**YOUR GOAL**
For the material that follows, list every line containing the word "title".

**GIVEN RECORDS**
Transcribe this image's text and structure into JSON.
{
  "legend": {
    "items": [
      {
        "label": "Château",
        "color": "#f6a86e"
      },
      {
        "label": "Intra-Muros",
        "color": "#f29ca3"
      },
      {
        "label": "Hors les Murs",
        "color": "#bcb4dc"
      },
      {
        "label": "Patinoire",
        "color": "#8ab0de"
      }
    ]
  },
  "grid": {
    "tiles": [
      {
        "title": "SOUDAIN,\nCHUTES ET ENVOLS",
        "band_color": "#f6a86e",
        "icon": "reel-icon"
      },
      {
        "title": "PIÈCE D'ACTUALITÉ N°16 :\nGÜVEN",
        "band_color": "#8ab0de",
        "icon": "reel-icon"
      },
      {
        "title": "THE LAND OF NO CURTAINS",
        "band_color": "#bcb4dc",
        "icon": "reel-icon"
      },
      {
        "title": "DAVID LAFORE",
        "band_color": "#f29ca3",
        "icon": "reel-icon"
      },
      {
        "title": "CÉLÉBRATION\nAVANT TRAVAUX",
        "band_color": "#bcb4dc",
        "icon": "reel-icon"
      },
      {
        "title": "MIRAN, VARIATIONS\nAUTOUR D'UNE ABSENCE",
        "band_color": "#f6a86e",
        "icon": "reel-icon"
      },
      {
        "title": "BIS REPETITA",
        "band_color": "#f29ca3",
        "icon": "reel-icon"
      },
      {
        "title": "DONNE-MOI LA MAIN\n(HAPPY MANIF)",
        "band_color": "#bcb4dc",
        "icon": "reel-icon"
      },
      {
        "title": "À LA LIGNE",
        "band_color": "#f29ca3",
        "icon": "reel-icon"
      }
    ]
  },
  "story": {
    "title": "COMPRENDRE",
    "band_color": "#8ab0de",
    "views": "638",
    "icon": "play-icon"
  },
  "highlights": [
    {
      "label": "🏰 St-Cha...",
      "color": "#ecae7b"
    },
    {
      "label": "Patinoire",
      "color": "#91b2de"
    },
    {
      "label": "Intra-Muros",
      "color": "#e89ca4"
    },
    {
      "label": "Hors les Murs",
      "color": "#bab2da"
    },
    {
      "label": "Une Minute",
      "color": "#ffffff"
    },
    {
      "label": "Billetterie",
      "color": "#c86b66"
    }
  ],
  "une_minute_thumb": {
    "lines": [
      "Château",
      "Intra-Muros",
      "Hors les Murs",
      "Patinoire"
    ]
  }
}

**WRITTEN ANSWER**
        "title": "SOUDAIN,\nCHUTES ET ENVOLS",
        "title": "PIÈCE D'ACTUALITÉ N°16 :\nGÜVEN",
        "title": "THE LAND OF NO CURTAINS",
        "title": "DAVID LAFORE",
        "title": "CÉLÉBRATION\nAVANT TRAVAUX",
        "title": "MIRAN, VARIATIONS\nAUTOUR D'UNE ABSENCE",
        "title": "BIS REPETITA",
        "title": "DONNE-MOI LA MAIN\n(HAPPY MANIF)",
        "title": "À LA LIGNE",
    "title": "COMPRENDRE",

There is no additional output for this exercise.